5. Concerning music: do not let anyone pipe in sappy acoustic versions of my favorite songs. There will be a list included with my will -- play those songs. And turn those fuckers up. Enjoy them. Sappy acoustic versions of my jams will cause a disturbance in the universal flow of which I will then be a part, and I will come back to haunt the deejay mercilessly for an undisclosed period of time.

6. If I should happen to expire of some disability-related malady, there is to be no inspiration porn at my service. If I inspired you in some way you're allowed to talk about that, but one teary, "And now she's free to run forever..." and the part of the universal flow that is Tif might have to smack you upside the head.

7. Much as I love my Episcopal church family and enjoy being Christopagan (That's a real term! It's so exciting! It has nothing to do with Columbus!) in their company, I do not want an Episcopal burial service. I don't want much of a Christian service at all, though my favorite hymn is "Come Thou Fount (Of Every Blessing), and you're welcome to belt that out as many times as you please. I've been researching pagan funeral rites, and they are BEAUTIFUL. That's what I want. ("May there be peace in the North...") I'll include a set of instructions with my will and tweak it so that it can be done even if I don't know four pagans for the Four Elements when I die. (All of my pagan friends are contemporaries, so unless I die next week -- which I don't want to do and don't plan on doing, so don't worry your pretty little minds over that -- I might be screwed if I only set up for four.) If the thought of a non-Christian or Pagan service bothers you, I'm sorry you feel that way and I still love you, but don't come to my funeral. Say goodbye some other way of your own choosing.

It might sound like a lot of work, and maybe it is, and maybe it isn't. Having never had to care for the dead in this manner, I do not know. But if you, reading this, are alive when I am not and see me laid to rest, wear purple. Blast my favorite songs. Sing "Come Thou Fount". And if for reasons of my not being pumped full of preservatives there is no time for a chapel service, have a memorial service. Hell, just throw a party in somebody's basement. If you remember me, I'll be there. Energy never dies -- I'll be part of the earth, part of the wind, part of the rain, an Ash tree, maybe, but I'll be there.

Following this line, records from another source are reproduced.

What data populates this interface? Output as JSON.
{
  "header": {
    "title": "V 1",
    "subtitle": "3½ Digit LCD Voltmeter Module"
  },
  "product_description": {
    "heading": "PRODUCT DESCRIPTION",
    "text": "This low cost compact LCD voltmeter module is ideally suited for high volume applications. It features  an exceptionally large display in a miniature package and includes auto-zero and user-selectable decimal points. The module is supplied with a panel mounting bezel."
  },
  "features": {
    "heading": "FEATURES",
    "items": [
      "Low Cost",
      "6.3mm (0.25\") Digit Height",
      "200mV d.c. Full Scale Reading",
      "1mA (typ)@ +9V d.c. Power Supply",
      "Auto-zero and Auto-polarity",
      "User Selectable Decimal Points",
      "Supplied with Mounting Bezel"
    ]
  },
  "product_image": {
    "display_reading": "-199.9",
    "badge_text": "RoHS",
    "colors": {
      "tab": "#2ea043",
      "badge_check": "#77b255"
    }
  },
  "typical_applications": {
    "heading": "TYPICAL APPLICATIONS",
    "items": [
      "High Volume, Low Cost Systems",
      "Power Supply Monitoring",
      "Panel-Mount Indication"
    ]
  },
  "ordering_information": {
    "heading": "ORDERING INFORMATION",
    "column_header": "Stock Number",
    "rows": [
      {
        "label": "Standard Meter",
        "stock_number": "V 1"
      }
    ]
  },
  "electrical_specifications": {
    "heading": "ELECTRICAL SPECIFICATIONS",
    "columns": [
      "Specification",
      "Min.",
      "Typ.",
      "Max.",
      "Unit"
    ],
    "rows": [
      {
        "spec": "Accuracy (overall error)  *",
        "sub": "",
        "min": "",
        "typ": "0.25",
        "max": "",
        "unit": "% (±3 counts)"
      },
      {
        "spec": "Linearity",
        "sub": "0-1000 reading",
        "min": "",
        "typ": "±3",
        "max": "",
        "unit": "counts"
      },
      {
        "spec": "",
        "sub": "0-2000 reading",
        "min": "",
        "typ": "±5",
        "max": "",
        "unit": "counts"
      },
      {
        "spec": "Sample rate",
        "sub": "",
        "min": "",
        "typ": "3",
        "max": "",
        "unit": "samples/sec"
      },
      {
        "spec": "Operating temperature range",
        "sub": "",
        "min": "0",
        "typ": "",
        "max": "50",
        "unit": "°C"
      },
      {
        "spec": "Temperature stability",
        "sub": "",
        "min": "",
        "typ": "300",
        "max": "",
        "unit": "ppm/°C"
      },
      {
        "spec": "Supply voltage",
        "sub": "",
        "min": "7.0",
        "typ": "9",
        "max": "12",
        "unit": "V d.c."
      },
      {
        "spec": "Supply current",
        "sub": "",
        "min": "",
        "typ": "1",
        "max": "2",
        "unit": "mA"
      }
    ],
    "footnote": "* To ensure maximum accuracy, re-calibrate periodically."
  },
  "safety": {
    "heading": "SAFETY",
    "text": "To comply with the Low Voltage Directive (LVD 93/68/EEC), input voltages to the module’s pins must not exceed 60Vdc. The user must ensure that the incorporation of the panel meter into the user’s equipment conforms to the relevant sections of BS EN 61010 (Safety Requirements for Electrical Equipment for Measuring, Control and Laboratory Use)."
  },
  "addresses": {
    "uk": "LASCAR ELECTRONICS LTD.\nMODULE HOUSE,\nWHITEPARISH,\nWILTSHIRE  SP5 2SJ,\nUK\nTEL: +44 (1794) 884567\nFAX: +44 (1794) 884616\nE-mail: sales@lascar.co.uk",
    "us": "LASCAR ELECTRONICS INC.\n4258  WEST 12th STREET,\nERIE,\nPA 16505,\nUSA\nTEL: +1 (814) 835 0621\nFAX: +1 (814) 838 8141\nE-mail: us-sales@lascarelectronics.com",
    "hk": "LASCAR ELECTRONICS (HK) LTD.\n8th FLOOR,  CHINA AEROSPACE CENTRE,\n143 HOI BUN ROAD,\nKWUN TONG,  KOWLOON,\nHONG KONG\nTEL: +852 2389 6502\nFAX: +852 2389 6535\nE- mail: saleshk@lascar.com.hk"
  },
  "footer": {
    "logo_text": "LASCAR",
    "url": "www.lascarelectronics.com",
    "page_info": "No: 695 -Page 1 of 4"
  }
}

My being will simply (profoundly!) have been swept into the rhythms of the natural world, to help other life have its chance to live.

And that's pretty cool.

You are missed, Miss Katie. Thank you for the rainbows.